The Latest Chapter
In its latest presentation, the council proposes building defences along the 2,867 metres of the promenade that is currently unprotected, running from the Wooden Bridge to where the estuary ends at the Alfie Byrne Road.
The proposed defences would be made up of two separate barriers – one at the seafront and a secondary defence along the footpath on the side of the road.
The defences would dip and rise to different heights at points along the promenade.
According to the presentation, the proposed defences would not usually go higher than 1.2 metres, or roughly 4 foot. Some parts, though, need higher defences and then extendable barriers could be raised when necessary, it says.
The extendable barrier is called a “demountable” defence and according to the council plans they could be used at several different locations, on the footpath barrier, rather than the seafront.
In normal weather, those parts of the defences would not exceed 1.2 metres, meaning locals can still enjoy their seafront view, then the extension could be raised to protect the area during higher tides.
“There is a need to build a flood defence in Clontarf to protect a significant number of commercial premises and the homes of citizens to national standards,” says a spokesperson for Dublin City Council.
The presentation is the result of a study that the council conducted and does not constitute a new plan for the area, they said.
A lot more information will be provided to councillors when they meet and they will have a chance to ask questions then too. “It is critically important that this presentation is viewed in context,” said the spokesperson.
Almost everyone agrees that flood defences are needed, says Heney of Fianna Fáil. But as for the height and the design of those, there is still no agreement, she says.
The height needs to be agreed first, she says – there’s no point in talking about the design until that’s sewn up.
Those defences need not necessarily be a wall. There are lots of examples of innovative designs that can be used, says Heney.
Green Party Councillor Donna Cooney says there are some problems with the demountable barriers.
She queries whether the council would need to know in advance that a storm is coming to raise them and whether that is realistic. If they need to be automated that could be expensive, she says.
Eilis O’Brien, a local resident and community representative, says that locals are supportive of Dublin City Council and they understand what the council is trying to do.
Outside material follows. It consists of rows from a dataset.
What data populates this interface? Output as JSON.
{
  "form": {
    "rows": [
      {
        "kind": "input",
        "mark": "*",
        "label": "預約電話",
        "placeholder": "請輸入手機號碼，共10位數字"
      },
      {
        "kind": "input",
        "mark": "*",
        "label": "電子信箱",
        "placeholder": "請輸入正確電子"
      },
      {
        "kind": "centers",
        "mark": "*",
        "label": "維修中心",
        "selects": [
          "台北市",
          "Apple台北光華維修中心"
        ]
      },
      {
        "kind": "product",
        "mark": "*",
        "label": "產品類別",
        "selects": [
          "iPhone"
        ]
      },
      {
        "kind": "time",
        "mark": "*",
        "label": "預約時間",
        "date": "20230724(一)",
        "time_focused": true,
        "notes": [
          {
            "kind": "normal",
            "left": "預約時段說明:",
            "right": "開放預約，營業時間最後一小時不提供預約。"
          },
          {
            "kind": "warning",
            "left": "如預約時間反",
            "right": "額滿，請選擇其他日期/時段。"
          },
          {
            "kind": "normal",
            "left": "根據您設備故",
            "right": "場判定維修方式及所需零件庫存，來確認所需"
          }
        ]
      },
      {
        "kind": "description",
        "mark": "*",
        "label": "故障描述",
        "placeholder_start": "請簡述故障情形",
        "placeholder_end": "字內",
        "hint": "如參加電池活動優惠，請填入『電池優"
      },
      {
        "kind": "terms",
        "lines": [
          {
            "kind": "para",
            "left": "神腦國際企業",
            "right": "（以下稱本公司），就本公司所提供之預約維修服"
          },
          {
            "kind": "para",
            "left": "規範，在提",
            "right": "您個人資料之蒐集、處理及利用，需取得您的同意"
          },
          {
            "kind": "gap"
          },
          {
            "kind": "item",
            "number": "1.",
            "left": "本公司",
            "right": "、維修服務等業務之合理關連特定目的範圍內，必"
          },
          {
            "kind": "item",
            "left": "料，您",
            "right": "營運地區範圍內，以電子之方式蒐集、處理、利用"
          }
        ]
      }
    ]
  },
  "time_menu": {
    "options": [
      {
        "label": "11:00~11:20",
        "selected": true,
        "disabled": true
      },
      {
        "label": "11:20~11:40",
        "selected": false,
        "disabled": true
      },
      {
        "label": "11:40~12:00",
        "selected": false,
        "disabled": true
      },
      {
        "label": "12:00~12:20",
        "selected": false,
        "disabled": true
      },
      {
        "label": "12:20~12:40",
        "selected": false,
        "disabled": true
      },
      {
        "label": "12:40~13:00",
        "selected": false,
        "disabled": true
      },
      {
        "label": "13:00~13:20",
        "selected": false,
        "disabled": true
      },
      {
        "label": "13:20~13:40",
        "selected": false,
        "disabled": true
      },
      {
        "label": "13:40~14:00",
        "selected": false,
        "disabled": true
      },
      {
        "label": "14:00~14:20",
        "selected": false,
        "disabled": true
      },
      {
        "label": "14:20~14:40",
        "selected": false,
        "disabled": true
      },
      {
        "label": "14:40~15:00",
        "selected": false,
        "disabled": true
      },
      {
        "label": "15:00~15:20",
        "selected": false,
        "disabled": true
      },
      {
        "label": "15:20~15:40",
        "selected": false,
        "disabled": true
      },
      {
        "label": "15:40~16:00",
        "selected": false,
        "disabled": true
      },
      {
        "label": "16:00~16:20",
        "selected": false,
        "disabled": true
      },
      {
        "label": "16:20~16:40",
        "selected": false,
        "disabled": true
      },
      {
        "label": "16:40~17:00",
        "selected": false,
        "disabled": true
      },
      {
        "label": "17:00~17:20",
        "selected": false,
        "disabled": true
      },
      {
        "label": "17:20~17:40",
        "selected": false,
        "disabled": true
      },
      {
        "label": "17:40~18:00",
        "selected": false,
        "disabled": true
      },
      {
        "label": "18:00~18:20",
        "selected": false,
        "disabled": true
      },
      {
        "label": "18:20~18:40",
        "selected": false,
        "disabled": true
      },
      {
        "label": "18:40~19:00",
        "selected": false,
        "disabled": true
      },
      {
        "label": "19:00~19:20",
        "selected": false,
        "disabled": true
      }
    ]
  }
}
“Everybody recognises the need for flood defences,” she says. “But it must also allow for the preservation of the promenade.”
To preserve the promenade you have to preserve the environment and the biosphere, including the Brent Geese that nest in the estuary, she says.
The Clontarf promenade “is a very important environmental structure within the city”, says O’Brien. It is also an important amenity for Dublin and attracts walkers from other parts of the city, she says.
Designing A Way Forward
The previous plans proposed by the council in 2011 weren’t acceptable because the height of the defences meant that people walking on the path couldn’t be seen from the road, which would make it dangerous, says O’Brien.
That issue remains a problem, she says.
Residents have done their own modelling and if the defence is higher than 0.8 metres, walkers on the prom will not be visible from the road, she says. That means no passive surveillance and the area would not be safe to walk in at night.
In the Netherlands, the government has used innovative designs including demountable barriers that are triggered by floodwater, she says.
Those solutions are expensive, says O’Brien. But given it’s an important amenity in the capital city, perhaps there should be more money from central government or the European Union for it, she says.
Residents groups and the council aren’t on the same page yet, says O’Brien. “If they get stuck on insisting that a wall height has to be 1.2m at the highest point, that is simply too high.”
Instead, she would like to see the project put out to tender for the design to see what engineers might propose instead.
“You could look to really good public-realm designers to come back to us with ideas,” she says.